#### TASK BRIEF
Determine the number of lines in the listing below in which the word "service" is present, and state it without comment.

::: INFORMATION SUPPLIED :::

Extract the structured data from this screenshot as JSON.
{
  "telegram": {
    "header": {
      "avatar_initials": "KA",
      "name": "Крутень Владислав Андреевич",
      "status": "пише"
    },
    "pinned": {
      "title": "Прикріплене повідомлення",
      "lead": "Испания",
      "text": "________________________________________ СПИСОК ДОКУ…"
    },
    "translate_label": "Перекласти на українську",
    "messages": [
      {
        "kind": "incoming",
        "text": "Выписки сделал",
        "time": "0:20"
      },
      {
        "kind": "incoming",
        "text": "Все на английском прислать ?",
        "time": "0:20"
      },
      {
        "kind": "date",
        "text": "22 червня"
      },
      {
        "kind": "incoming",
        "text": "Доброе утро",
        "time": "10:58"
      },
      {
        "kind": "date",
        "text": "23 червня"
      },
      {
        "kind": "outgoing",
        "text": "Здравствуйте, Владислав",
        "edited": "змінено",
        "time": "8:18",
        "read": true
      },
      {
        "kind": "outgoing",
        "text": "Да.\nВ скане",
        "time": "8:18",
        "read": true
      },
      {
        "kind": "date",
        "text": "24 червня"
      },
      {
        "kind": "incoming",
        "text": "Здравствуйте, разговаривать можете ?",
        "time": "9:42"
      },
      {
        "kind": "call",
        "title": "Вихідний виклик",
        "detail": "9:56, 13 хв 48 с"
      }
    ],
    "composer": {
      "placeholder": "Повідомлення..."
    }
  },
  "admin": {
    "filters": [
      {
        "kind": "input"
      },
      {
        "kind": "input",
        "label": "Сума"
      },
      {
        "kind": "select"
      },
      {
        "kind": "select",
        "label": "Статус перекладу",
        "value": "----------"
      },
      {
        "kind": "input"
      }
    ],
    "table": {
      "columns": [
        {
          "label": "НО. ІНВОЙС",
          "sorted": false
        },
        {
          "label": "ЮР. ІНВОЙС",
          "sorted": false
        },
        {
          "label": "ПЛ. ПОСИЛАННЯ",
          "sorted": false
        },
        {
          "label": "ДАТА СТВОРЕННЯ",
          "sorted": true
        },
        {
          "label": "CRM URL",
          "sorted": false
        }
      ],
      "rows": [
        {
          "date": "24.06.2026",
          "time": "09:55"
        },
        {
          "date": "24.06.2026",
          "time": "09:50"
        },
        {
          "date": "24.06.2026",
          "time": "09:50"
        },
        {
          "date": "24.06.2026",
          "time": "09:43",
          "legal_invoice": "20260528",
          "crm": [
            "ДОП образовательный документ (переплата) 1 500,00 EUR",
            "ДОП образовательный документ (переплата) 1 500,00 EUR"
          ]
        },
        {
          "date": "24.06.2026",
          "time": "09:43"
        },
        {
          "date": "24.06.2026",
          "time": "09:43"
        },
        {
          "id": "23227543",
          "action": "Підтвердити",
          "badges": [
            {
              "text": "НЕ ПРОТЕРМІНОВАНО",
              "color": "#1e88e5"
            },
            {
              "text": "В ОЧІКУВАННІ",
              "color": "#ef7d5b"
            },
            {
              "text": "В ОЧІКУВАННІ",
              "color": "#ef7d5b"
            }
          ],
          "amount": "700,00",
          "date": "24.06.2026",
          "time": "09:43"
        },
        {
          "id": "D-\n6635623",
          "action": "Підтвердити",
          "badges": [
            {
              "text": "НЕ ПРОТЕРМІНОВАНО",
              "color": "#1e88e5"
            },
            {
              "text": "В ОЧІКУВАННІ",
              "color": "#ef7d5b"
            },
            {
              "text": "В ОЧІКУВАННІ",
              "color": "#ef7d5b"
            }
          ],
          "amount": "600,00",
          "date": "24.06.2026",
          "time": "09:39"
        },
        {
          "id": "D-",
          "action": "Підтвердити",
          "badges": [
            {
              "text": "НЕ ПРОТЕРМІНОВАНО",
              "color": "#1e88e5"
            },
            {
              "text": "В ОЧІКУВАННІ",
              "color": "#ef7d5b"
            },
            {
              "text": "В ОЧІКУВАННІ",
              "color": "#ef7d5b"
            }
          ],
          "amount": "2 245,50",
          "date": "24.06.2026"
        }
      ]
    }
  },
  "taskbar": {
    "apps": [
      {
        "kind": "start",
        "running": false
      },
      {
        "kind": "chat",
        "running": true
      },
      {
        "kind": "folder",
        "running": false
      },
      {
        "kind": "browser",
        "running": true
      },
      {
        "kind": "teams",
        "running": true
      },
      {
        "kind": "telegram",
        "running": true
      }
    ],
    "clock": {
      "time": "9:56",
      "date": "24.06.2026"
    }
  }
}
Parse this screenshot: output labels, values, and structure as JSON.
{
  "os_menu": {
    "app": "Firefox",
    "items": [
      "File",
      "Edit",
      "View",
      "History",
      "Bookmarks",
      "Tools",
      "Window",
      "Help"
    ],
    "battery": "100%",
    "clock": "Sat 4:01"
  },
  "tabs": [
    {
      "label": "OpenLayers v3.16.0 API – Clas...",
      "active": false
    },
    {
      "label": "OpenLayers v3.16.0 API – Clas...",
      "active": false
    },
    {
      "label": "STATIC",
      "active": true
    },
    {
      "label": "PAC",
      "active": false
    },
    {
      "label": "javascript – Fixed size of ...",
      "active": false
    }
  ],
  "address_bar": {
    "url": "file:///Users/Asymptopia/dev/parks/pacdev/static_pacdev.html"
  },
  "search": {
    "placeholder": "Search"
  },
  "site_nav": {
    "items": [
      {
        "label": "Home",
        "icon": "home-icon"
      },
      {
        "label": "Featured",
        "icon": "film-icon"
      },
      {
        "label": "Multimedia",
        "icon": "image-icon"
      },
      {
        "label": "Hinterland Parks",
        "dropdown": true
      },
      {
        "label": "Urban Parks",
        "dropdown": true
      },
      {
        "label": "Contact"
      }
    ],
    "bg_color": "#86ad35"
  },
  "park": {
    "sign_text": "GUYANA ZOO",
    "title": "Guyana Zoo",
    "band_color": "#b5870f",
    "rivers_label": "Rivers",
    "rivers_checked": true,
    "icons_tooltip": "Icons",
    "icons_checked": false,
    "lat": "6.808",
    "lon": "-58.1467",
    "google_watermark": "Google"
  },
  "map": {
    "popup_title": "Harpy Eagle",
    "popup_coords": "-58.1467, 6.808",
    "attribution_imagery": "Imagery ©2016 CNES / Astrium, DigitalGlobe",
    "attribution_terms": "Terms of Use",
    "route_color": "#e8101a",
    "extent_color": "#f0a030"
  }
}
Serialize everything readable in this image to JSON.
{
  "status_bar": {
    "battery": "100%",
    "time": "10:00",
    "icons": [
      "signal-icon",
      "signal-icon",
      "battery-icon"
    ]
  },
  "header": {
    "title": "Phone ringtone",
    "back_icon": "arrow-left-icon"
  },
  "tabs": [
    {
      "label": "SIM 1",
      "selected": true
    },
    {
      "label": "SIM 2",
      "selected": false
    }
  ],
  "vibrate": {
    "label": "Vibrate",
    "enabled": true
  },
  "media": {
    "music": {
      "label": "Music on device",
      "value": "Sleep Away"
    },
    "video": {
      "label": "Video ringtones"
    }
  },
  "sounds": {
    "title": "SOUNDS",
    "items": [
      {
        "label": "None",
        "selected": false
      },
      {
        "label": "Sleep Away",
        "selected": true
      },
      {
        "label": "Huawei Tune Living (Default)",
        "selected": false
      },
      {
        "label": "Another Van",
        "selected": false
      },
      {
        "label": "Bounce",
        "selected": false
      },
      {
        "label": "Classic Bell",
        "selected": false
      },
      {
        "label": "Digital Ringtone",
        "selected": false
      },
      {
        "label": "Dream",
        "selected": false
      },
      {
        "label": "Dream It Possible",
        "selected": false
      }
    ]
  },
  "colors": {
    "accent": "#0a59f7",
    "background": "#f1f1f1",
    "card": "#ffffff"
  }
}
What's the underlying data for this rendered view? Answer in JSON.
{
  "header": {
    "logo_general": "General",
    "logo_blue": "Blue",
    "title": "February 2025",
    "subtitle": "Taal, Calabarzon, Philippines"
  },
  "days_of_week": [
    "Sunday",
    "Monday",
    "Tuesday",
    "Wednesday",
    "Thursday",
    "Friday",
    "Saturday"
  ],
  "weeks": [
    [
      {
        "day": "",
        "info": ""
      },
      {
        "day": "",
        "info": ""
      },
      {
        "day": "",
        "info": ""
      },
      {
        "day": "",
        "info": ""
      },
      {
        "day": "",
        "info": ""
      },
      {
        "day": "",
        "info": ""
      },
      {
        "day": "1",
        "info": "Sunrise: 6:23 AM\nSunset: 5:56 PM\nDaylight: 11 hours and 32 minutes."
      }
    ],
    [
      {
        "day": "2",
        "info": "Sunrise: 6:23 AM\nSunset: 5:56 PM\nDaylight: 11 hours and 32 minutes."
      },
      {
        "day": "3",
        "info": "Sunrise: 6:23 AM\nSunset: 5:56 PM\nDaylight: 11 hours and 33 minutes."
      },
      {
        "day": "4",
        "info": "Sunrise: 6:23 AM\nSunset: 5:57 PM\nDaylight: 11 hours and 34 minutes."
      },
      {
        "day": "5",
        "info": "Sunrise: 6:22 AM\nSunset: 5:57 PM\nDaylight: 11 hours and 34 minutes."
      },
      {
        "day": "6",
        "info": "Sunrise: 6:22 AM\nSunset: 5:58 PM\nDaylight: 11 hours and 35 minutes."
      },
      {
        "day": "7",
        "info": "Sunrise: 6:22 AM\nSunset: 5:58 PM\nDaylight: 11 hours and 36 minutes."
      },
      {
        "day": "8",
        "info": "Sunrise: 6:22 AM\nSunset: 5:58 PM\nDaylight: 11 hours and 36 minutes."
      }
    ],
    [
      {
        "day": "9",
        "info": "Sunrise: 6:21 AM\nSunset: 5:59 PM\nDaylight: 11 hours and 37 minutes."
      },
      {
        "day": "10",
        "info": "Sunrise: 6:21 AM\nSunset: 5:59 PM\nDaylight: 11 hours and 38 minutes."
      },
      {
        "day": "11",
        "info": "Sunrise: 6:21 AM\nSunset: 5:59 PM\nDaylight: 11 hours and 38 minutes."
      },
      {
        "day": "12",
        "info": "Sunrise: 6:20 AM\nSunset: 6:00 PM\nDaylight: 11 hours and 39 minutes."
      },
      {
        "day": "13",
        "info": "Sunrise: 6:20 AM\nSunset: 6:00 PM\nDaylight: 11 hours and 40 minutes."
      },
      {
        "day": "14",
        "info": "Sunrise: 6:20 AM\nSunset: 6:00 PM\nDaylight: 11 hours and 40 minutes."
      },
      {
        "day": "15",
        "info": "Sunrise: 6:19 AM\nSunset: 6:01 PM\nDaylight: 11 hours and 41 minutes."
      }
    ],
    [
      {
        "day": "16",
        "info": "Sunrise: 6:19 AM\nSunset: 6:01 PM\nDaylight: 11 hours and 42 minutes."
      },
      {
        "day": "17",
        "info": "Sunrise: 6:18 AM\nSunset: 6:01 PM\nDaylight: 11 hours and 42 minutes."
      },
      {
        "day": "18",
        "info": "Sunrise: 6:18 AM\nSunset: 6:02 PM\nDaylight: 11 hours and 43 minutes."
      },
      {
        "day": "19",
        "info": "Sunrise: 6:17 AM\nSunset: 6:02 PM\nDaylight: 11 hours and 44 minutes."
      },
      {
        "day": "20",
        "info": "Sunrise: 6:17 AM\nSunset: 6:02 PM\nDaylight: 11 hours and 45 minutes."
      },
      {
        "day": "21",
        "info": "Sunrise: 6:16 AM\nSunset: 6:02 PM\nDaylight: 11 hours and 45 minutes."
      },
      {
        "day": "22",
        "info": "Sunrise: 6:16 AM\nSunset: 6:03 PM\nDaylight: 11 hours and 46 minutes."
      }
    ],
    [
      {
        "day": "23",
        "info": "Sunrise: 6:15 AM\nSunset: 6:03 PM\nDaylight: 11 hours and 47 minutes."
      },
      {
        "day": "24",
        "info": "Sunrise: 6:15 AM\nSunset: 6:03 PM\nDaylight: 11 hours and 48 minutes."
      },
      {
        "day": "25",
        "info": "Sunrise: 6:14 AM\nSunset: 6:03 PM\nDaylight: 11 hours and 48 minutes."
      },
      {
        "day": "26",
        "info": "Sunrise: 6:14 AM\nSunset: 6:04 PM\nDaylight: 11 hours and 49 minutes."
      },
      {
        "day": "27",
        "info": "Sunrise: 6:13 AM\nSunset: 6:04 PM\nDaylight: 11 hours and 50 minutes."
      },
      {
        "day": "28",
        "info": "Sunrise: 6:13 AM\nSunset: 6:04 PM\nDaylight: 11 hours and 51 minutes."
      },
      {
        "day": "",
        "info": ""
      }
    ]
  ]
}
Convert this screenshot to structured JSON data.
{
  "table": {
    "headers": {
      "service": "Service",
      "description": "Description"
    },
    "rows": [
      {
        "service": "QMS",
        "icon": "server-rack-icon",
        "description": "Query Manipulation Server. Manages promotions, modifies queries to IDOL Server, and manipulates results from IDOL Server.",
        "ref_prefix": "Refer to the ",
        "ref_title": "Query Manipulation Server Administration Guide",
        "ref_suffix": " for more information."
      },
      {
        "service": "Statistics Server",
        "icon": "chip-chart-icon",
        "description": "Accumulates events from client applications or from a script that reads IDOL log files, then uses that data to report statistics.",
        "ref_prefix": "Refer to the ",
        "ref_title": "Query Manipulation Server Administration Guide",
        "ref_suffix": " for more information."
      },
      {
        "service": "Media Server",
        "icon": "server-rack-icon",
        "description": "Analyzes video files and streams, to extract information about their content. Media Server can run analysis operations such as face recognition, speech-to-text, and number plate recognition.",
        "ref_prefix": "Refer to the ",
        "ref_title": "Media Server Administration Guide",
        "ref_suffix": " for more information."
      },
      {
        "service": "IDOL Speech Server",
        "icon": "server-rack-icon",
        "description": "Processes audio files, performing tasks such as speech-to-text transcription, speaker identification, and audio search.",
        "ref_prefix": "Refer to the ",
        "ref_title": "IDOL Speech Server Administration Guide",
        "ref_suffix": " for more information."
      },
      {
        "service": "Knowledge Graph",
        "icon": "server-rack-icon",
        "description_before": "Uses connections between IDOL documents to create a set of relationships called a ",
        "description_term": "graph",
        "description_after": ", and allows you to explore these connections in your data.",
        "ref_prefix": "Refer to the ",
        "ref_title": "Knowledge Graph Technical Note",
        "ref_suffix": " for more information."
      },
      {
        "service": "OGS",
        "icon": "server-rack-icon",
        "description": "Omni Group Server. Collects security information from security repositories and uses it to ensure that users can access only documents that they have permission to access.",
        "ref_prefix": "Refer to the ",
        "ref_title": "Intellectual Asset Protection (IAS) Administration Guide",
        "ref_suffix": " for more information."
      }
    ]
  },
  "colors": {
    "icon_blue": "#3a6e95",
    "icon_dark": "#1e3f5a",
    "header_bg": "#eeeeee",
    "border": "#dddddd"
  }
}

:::

#### TASK SOLUTION
7